As much as we think we are in control of this life, there is no guarantee that things will stay the same or that everything will go according to plan. Just when you least expect it, fate, fortune, the universe, whatever you call it, comes and knocks you up side the head. It doesn’t differentiate between rich or poor, good or bad. So instead of trying to control life, perhaps it’s better to find ways to be flexible. Then when the blow comes, you can literally roll with the punches and easily regain your balance.

One of the greatest gifts of Awareness Through Movement is the opportunity to connect with thoughts, emotions and sensations while moving. It allows the nervous system time to process the countless impressions that are streaming in every moment. After a shock, giving oneself the gift of awareness can speed the healing process.

I’m sure the months and even the years ahead will bring piercing moments of sadness as a picture falls out of a book, or I hear one of his favorite songs, or a random thought crosses my mind.

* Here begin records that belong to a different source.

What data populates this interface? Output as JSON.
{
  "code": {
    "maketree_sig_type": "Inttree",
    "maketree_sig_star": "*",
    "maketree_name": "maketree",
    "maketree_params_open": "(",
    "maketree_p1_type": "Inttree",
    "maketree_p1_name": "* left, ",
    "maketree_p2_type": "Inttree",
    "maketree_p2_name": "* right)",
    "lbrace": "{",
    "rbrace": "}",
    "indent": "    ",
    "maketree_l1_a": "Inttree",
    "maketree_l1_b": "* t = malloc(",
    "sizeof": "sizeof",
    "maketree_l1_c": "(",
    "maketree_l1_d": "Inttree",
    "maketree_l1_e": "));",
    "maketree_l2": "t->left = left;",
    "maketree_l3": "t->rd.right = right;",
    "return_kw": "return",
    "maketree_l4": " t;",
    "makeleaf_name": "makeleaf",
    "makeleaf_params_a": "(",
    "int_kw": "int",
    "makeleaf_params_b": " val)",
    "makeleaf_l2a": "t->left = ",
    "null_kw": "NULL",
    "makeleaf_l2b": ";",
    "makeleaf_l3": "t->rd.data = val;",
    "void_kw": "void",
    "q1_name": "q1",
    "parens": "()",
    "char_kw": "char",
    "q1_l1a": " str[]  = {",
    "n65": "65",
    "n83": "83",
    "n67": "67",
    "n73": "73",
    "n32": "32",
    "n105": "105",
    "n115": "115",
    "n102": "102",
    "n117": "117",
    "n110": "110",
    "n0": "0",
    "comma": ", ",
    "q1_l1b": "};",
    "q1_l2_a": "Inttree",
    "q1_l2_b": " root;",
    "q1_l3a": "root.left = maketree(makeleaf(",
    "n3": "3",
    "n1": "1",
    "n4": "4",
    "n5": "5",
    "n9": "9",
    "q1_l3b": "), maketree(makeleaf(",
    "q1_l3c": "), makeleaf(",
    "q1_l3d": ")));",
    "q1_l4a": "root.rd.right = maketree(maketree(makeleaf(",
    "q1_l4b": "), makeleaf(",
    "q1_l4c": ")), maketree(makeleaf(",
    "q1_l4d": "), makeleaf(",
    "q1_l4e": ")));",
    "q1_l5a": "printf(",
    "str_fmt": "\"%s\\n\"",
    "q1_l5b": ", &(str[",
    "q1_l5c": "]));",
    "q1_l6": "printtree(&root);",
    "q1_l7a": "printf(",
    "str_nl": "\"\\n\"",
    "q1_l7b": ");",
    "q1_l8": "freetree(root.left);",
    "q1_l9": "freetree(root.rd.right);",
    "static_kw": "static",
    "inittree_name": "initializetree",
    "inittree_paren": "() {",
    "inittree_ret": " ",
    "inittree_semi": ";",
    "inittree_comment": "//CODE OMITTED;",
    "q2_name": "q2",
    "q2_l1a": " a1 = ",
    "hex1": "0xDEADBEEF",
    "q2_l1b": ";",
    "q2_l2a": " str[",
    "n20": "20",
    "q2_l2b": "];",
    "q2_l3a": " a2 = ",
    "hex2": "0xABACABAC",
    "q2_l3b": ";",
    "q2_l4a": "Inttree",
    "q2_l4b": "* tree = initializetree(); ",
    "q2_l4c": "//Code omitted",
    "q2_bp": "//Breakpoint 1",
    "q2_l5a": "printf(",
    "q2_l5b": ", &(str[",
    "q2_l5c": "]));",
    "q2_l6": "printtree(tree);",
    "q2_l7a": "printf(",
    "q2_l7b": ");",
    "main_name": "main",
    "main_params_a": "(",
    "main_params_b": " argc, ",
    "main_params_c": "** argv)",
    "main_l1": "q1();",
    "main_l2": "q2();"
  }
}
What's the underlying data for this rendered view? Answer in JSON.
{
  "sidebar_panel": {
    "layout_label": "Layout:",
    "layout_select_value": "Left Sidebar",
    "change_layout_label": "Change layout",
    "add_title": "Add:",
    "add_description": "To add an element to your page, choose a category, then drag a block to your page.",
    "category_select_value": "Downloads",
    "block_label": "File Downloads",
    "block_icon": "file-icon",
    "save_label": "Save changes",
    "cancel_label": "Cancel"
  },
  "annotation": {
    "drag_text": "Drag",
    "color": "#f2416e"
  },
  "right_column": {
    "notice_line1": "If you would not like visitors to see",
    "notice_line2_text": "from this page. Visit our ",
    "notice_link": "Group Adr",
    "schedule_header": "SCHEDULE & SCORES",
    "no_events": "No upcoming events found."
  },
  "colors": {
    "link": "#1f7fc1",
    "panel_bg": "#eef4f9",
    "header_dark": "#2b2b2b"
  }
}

But I’m standing. A little shaky maybe, but gratefully putting on foot in front of the other.